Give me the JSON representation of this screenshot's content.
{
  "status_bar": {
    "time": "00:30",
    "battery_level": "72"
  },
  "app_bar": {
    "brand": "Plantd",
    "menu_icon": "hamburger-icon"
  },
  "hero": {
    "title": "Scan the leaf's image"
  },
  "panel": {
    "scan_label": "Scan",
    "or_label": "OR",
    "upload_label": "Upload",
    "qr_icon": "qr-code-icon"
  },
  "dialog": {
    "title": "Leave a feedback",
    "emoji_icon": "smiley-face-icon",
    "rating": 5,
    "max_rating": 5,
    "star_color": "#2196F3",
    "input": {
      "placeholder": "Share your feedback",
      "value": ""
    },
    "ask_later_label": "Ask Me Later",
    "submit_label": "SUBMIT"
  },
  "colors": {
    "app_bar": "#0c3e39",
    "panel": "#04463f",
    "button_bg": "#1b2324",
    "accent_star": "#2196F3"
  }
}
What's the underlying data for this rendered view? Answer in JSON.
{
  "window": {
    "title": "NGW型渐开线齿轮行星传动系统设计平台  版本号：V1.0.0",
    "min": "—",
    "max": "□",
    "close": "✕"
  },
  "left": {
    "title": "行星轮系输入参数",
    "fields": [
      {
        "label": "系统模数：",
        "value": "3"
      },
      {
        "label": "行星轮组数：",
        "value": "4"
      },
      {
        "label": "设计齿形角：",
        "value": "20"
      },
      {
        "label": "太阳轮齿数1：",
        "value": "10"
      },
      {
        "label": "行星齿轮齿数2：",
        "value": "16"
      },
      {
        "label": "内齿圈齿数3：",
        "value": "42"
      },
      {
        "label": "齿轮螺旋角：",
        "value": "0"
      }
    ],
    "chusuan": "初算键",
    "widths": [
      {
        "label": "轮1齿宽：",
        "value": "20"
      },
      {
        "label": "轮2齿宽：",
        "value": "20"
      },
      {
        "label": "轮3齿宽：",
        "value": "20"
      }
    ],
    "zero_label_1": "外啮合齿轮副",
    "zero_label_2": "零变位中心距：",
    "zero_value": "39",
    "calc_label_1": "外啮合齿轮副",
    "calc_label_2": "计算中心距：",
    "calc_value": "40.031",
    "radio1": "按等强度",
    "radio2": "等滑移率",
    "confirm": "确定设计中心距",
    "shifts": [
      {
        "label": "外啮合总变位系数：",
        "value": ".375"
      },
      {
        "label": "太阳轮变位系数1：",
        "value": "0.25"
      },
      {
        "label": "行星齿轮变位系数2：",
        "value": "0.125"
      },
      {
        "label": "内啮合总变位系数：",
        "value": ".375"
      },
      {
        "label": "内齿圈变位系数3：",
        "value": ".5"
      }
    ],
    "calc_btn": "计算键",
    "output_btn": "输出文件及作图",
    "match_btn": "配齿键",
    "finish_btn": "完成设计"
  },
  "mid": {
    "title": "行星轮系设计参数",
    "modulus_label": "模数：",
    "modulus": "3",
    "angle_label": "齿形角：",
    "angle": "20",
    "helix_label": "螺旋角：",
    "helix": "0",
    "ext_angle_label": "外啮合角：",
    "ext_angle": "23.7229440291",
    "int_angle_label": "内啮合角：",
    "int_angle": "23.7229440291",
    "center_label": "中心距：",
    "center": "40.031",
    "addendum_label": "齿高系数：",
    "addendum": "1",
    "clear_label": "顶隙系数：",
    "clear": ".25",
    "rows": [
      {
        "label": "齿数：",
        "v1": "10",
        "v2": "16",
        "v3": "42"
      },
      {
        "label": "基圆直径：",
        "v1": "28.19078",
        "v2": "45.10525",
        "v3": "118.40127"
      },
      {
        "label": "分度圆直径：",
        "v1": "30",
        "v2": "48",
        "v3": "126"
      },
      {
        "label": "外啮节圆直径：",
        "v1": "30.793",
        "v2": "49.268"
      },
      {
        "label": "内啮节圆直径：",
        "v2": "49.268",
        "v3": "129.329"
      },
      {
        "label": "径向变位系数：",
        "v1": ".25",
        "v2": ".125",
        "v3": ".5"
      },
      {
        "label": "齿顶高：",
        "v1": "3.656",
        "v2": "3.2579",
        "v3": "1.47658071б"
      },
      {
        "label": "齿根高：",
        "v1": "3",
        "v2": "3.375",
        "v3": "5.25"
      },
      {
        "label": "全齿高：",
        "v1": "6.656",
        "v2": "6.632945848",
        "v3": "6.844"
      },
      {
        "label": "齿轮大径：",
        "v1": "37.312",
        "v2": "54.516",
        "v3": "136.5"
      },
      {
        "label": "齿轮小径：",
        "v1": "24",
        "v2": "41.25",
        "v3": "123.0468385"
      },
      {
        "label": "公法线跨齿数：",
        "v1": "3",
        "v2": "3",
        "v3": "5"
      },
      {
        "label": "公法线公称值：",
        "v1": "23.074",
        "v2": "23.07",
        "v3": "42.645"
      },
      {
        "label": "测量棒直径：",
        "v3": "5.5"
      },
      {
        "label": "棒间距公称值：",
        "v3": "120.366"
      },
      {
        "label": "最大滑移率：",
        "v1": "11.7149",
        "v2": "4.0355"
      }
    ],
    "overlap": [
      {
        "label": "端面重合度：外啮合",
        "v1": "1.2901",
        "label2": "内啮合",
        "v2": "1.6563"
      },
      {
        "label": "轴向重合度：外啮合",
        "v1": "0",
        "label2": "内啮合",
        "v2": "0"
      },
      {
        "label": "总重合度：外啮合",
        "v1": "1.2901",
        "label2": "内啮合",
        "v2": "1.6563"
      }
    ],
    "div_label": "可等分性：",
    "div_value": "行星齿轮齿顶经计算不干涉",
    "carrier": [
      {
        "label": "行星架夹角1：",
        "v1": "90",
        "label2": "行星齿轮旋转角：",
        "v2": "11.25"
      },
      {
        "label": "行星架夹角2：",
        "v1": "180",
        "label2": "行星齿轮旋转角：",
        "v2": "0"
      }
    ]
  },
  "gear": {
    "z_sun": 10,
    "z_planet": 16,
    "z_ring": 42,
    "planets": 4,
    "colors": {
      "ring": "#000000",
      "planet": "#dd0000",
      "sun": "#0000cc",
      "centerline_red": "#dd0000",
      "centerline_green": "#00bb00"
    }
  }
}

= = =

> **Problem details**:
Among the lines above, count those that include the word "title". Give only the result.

> **Solved problem**:
5